(Data about app and page elements)
--------------------

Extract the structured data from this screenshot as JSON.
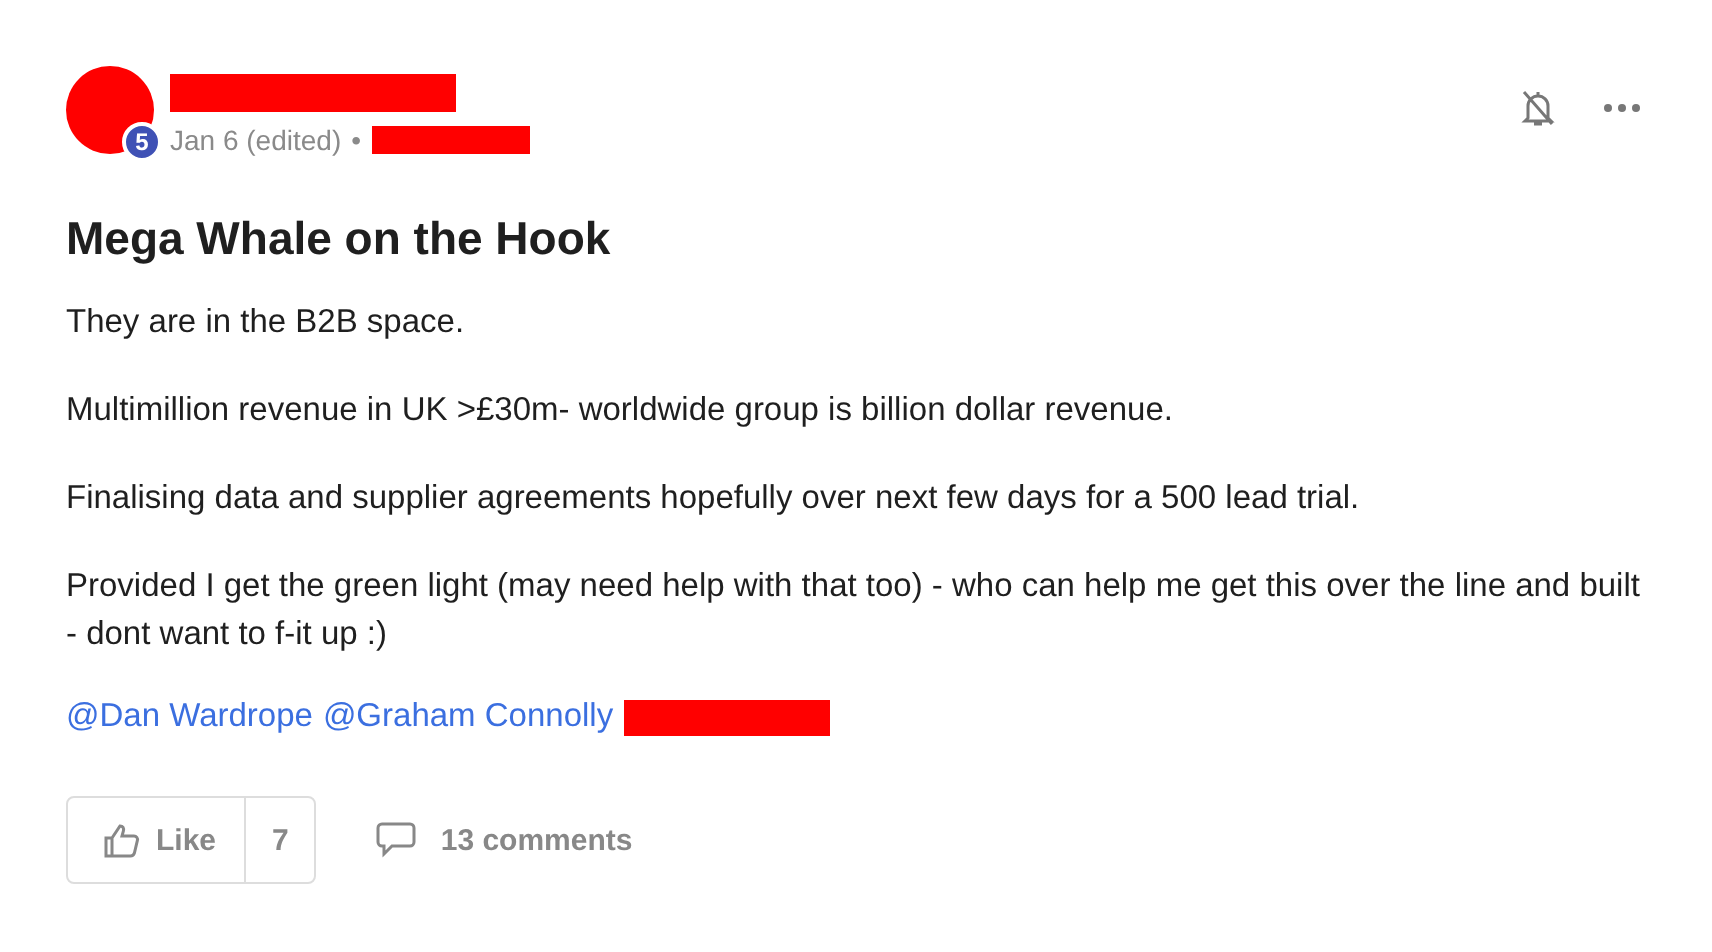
{
  "post": {
    "author_badge": "5",
    "date": "Jan 6 (edited)",
    "separator": "•",
    "title": "Mega Whale on the Hook",
    "paragraphs": [
      "They are in the B2B space.",
      "Multimillion revenue in UK >£30m- worldwide group is billion dollar revenue.",
      "Finalising data and supplier agreements hopefully over next few days for a 500 lead trial.",
      "Provided I get the green light (may need help with that too) - who can help me get this over the line and built - dont want to f-it up :)"
    ],
    "mentions": [
      "@Dan Wardrope",
      "@Graham Connolly"
    ],
    "like": {
      "label": "Like",
      "count": "7"
    },
    "comments": "13 comments"
  }
}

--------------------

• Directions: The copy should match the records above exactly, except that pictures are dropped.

• Task result:
Extract the structured data from this screenshot as JSON.
{
  "post": {
    "author_badge": "5",
    "date": "Jan 6 (edited)",
    "separator": "•",
    "title": "Mega Whale on the Hook",
    "paragraphs": [
      "They are in the B2B space.",
      "Multimillion revenue in UK >£30m- worldwide group is billion dollar revenue.",
      "Finalising data and supplier agreements hopefully over next few days for a 500 lead trial.",
      "Provided I get the green light (may need help with that too) - who can help me get this over the line and built - dont want to f-it up :)"
    ],
    "mentions": [
      "@Dan Wardrope",
      "@Graham Connolly"
    ],
    "like": {
      "label": "Like",
      "count": "7"
    },
    "comments": "13 comments"
  }
}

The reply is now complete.